What the exercise asks: Copy each line of the records below that mentions the word "JSON".

Source material:
== Segment start ==
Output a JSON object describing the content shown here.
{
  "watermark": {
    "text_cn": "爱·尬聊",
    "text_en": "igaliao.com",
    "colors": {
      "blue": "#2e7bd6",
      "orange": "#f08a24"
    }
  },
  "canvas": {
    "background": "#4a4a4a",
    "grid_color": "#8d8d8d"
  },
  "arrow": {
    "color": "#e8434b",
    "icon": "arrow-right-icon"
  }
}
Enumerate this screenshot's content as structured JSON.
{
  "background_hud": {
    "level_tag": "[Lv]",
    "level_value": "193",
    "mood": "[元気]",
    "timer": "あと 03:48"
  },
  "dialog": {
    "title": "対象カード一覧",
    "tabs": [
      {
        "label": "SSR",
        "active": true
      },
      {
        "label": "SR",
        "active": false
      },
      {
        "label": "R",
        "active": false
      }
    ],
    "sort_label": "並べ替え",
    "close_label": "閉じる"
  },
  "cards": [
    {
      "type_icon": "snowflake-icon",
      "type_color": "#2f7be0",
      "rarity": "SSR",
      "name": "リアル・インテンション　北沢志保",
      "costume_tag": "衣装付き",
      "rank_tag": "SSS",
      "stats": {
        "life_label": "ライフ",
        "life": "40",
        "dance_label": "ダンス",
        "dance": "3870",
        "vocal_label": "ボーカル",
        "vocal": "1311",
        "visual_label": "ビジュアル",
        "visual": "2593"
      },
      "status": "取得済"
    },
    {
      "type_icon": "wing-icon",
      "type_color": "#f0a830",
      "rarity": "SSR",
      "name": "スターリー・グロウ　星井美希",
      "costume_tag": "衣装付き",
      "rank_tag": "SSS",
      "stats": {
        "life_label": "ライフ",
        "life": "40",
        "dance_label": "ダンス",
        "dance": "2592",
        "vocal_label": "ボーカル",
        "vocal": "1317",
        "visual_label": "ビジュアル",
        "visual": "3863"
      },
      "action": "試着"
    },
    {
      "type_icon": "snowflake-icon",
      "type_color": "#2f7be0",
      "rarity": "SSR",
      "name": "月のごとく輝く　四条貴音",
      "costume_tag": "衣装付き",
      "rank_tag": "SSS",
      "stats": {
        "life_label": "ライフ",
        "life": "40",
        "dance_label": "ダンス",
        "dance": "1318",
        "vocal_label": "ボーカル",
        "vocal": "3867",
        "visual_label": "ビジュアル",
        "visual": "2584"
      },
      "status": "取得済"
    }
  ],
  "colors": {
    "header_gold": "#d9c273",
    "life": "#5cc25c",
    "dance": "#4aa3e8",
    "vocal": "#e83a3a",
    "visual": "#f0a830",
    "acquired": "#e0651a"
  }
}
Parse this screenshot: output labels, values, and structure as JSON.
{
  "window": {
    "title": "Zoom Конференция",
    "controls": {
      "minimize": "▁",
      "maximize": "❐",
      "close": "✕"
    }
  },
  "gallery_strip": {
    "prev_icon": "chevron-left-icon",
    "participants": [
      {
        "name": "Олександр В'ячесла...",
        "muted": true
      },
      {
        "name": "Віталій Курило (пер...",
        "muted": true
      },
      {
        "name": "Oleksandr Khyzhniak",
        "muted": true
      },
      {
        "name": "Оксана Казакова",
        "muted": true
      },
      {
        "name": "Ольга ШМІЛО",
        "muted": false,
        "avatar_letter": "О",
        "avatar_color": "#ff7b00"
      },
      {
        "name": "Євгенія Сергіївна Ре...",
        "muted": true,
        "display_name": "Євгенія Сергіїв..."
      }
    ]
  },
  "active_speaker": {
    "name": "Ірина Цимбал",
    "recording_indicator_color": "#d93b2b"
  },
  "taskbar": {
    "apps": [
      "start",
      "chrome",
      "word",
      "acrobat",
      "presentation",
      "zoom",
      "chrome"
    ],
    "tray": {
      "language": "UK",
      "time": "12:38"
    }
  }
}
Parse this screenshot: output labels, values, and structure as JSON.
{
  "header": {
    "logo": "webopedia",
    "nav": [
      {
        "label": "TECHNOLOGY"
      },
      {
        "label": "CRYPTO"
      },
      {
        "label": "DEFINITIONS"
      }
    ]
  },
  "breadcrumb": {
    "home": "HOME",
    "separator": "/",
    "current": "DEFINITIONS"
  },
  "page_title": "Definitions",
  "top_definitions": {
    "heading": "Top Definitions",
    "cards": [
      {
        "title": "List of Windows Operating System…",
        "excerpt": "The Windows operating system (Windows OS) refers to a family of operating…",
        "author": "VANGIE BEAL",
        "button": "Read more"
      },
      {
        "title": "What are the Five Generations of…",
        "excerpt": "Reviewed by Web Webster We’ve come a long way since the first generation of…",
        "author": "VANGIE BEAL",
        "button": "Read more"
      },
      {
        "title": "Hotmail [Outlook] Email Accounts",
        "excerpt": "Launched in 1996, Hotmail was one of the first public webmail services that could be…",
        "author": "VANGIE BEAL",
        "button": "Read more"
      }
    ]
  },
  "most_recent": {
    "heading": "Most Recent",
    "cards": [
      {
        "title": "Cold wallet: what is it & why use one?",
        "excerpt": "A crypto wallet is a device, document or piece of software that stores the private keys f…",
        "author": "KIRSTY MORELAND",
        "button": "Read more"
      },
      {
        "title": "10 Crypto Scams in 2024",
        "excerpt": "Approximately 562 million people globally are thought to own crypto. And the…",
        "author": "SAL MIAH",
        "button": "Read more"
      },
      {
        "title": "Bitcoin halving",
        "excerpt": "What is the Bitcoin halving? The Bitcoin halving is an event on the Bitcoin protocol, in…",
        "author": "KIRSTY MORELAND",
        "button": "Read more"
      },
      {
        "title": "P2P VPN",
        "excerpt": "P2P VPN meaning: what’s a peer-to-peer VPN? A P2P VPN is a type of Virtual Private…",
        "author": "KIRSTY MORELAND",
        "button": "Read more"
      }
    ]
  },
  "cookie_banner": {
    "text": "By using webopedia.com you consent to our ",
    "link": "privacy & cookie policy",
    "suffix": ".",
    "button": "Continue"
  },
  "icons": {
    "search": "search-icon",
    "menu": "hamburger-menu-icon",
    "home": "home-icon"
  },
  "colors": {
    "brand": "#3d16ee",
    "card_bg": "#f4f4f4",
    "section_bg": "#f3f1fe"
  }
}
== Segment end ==
Answer space:
Output a JSON object describing the content shown here.
Enumerate this screenshot's content as structured JSON.
Parse this screenshot: output labels, values, and structure as JSON.
Parse this screenshot: output labels, values, and structure as JSON.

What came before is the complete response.